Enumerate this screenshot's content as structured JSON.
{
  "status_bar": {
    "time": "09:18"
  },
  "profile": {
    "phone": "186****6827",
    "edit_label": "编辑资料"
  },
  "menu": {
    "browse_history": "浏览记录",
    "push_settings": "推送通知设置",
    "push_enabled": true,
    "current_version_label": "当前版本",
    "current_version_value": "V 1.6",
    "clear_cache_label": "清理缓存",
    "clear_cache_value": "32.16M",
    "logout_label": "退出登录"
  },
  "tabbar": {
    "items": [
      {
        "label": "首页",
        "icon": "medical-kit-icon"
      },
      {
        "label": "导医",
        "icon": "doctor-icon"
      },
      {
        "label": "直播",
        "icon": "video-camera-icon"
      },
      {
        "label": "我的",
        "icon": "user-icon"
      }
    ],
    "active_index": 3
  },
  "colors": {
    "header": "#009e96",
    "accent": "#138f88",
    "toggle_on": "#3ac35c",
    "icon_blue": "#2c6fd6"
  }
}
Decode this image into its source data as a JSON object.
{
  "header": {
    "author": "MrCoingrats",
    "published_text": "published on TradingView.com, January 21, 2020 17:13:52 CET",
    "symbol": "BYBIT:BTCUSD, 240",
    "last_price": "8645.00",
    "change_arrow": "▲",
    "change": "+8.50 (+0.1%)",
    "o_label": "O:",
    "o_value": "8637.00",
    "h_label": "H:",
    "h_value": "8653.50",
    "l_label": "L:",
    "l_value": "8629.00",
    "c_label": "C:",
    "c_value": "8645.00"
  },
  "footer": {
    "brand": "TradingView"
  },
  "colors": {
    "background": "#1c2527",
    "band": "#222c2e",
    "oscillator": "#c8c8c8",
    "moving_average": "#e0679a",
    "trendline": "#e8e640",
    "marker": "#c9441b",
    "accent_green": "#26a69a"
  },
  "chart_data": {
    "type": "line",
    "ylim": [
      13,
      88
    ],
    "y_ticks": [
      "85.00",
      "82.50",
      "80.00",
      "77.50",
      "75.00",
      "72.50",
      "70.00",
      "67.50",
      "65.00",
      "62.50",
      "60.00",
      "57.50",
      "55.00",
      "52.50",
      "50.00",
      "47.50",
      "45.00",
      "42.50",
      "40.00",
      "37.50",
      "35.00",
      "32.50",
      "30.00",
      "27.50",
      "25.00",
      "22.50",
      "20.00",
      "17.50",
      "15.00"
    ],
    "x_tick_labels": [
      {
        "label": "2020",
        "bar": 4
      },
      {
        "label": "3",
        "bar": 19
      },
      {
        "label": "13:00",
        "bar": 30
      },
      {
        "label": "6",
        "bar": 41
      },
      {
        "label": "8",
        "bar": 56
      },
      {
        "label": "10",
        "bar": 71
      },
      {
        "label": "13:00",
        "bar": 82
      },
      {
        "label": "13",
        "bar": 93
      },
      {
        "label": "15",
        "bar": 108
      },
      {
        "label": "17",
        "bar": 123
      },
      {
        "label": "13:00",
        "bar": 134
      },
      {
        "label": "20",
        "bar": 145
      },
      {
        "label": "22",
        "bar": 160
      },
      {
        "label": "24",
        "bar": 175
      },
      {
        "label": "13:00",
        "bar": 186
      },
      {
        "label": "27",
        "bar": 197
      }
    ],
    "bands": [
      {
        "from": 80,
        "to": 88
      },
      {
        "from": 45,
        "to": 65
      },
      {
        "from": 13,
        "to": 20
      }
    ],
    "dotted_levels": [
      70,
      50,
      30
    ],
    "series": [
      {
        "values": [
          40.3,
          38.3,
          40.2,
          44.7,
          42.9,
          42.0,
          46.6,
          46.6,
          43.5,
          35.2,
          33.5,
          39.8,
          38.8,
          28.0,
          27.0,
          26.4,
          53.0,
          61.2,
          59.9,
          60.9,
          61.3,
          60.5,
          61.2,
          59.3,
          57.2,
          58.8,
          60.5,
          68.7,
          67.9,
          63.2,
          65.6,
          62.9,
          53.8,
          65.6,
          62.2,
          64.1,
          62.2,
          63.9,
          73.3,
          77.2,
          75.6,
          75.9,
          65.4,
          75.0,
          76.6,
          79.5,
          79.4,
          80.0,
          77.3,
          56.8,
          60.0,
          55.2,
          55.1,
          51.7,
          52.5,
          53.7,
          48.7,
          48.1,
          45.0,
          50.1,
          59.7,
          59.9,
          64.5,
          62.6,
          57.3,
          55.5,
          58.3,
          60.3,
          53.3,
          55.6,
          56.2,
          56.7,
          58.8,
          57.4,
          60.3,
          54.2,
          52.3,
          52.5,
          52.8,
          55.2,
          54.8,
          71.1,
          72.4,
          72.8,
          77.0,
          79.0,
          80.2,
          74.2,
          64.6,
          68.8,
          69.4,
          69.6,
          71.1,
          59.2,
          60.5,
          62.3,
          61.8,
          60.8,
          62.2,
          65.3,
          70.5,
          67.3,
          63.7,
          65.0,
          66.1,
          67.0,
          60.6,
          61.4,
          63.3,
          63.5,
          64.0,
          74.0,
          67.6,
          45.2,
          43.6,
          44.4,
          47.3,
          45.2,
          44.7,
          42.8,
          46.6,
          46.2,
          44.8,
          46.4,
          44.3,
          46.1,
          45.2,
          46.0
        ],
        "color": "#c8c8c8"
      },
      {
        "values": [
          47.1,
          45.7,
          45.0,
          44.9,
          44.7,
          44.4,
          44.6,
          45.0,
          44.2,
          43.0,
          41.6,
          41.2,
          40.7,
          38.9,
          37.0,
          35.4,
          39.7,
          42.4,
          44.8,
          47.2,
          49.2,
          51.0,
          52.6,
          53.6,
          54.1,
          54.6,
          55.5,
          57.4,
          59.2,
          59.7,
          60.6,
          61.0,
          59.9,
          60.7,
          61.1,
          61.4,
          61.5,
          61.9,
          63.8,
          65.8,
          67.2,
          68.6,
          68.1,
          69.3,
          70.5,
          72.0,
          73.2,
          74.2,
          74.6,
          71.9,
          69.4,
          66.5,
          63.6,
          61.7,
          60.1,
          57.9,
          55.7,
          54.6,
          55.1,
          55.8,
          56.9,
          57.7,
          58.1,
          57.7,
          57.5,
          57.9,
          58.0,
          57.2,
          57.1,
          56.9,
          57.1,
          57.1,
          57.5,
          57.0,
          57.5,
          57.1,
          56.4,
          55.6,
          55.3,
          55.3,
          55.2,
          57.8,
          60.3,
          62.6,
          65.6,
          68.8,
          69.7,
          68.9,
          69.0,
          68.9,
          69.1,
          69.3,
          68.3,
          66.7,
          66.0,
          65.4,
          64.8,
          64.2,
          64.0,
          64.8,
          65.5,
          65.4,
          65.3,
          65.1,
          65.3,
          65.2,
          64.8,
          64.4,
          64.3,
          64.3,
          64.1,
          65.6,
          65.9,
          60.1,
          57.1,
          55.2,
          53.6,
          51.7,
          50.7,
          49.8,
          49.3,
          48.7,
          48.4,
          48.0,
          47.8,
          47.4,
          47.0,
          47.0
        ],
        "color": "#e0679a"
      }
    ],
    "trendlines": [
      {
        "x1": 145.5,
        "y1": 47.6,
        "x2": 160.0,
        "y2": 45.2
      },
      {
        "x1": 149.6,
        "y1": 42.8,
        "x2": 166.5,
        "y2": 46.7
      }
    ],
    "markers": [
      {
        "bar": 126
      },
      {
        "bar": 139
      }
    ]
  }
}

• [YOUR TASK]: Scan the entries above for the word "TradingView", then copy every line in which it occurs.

• [TASK SOLUTION]:
    "published_text": "published on TradingView.com, January 21, 2020 17:13:52 CET",
    "brand": "TradingView"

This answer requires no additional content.